* **Work required**
For the entries that follow, produce an exact copy with no pictures in it.

Supplied material Start Marker

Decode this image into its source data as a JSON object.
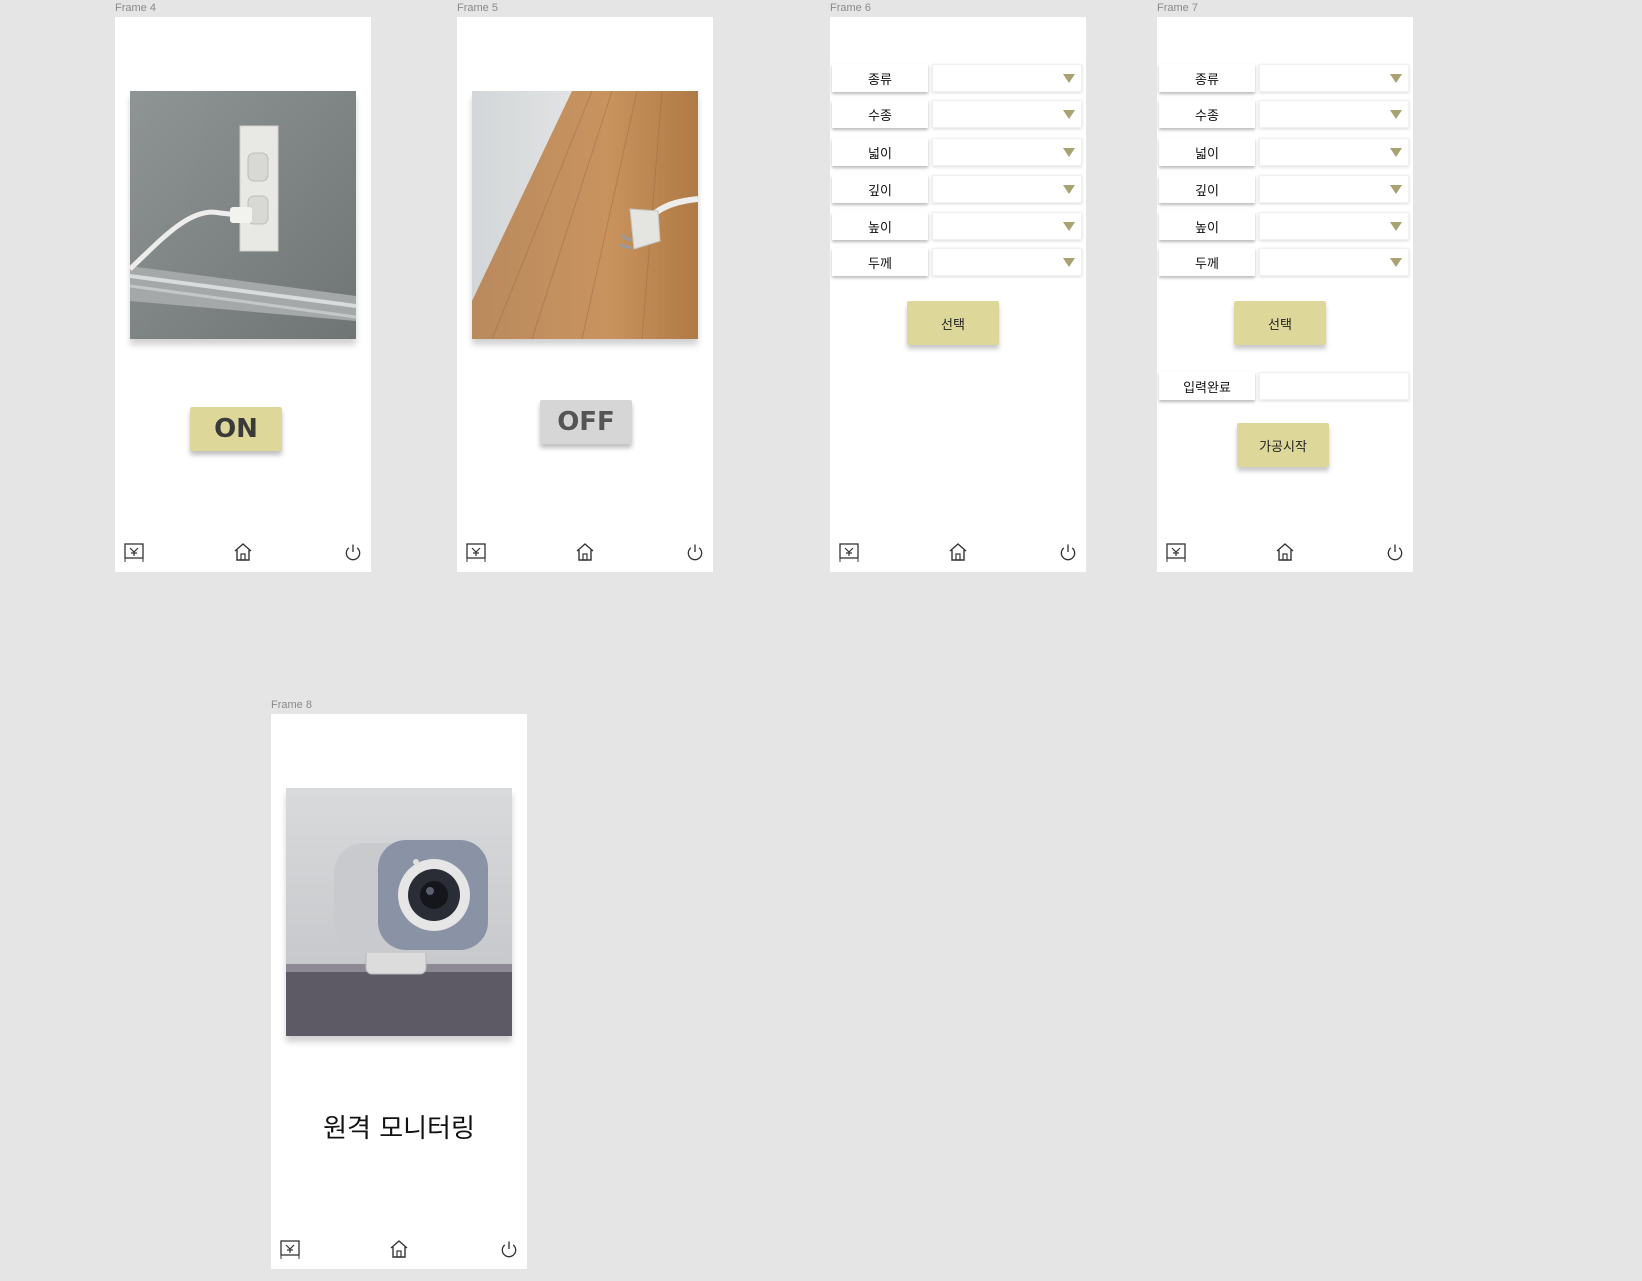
{
  "frames": {
    "f4": {
      "label": "Frame 4",
      "button": "ON"
    },
    "f5": {
      "label": "Frame 5",
      "button": "OFF"
    },
    "f6": {
      "label": "Frame 6",
      "fields": [
        "종류",
        "수종",
        "넓이",
        "깊이",
        "높이",
        "두께"
      ],
      "select_button": "선택"
    },
    "f7": {
      "label": "Frame 7",
      "fields": [
        "종류",
        "수종",
        "넓이",
        "깊이",
        "높이",
        "두께"
      ],
      "select_button": "선택",
      "input_label": "입력완료",
      "start_button": "가공시작"
    },
    "f8": {
      "label": "Frame 8",
      "title": "원격 모니터링"
    }
  },
  "nav": {
    "icons": [
      "tracker-icon",
      "home-icon",
      "power-icon"
    ]
  },
  "colors": {
    "accent": "#ddd79a",
    "caret": "#a7a270",
    "canvas": "#e5e5e5",
    "off_button": "#d6d6d6"
  }
}
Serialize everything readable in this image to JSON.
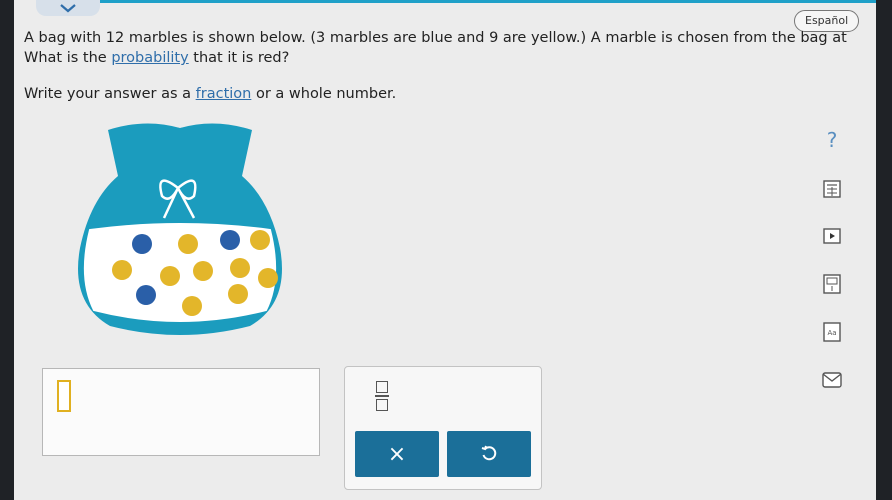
{
  "header": {
    "language_button": "Español"
  },
  "question": {
    "line1_part1": "A bag with 12 marbles is shown below. (3 marbles are blue and 9 are yellow.) A marble is chosen from the bag at",
    "line2_part1": "What is the ",
    "line2_link": "probability",
    "line2_part2": " that it is red?",
    "instr_part1": "Write your answer as a ",
    "instr_link": "fraction",
    "instr_part2": " or a whole number."
  },
  "colors": {
    "bag": "#1b9cbe",
    "marble_blue": "#2a5fa8",
    "marble_yellow": "#e3b62a",
    "button": "#1b6f99"
  },
  "marbles": {
    "blue_count": 3,
    "yellow_count": 9,
    "total": 12
  },
  "answer": {
    "value": ""
  },
  "tools": {
    "clear_label": "×",
    "help_label": "?"
  },
  "icons": [
    "chevron-down-icon",
    "fraction-icon",
    "undo-icon",
    "help-icon",
    "calculator-icon",
    "video-icon",
    "textbook-icon",
    "glossary-icon",
    "email-icon"
  ]
}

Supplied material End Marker

* **Written reply**
Decode this image into its source data as a JSON object.
{
  "frames": {
    "f4": {
      "label": "Frame 4",
      "button": "ON"
    },
    "f5": {
      "label": "Frame 5",
      "button": "OFF"
    },
    "f6": {
      "label": "Frame 6",
      "fields": [
        "종류",
        "수종",
        "넓이",
        "깊이",
        "높이",
        "두께"
      ],
      "select_button": "선택"
    },
    "f7": {
      "label": "Frame 7",
      "fields": [
        "종류",
        "수종",
        "넓이",
        "깊이",
        "높이",
        "두께"
      ],
      "select_button": "선택",
      "input_label": "입력완료",
      "start_button": "가공시작"
    },
    "f8": {
      "label": "Frame 8",
      "title": "원격 모니터링"
    }
  },
  "nav": {
    "icons": [
      "tracker-icon",
      "home-icon",
      "power-icon"
    ]
  },
  "colors": {
    "accent": "#ddd79a",
    "caret": "#a7a270",
    "canvas": "#e5e5e5",
    "off_button": "#d6d6d6"
  }
}
Serialize everything readable in this image to JSON.
{
  "header": {
    "language_button": "Español"
  },
  "question": {
    "line1_part1": "A bag with 12 marbles is shown below. (3 marbles are blue and 9 are yellow.) A marble is chosen from the bag at",
    "line2_part1": "What is the ",
    "line2_link": "probability",
    "line2_part2": " that it is red?",
    "instr_part1": "Write your answer as a ",
    "instr_link": "fraction",
    "instr_part2": " or a whole number."
  },
  "colors": {
    "bag": "#1b9cbe",
    "marble_blue": "#2a5fa8",
    "marble_yellow": "#e3b62a",
    "button": "#1b6f99"
  },
  "marbles": {
    "blue_count": 3,
    "yellow_count": 9,
    "total": 12
  },
  "answer": {
    "value": ""
  },
  "tools": {
    "clear_label": "×",
    "help_label": "?"
  },
  "icons": [
    "chevron-down-icon",
    "fraction-icon",
    "undo-icon",
    "help-icon",
    "calculator-icon",
    "video-icon",
    "textbook-icon",
    "glossary-icon",
    "email-icon"
  ]
}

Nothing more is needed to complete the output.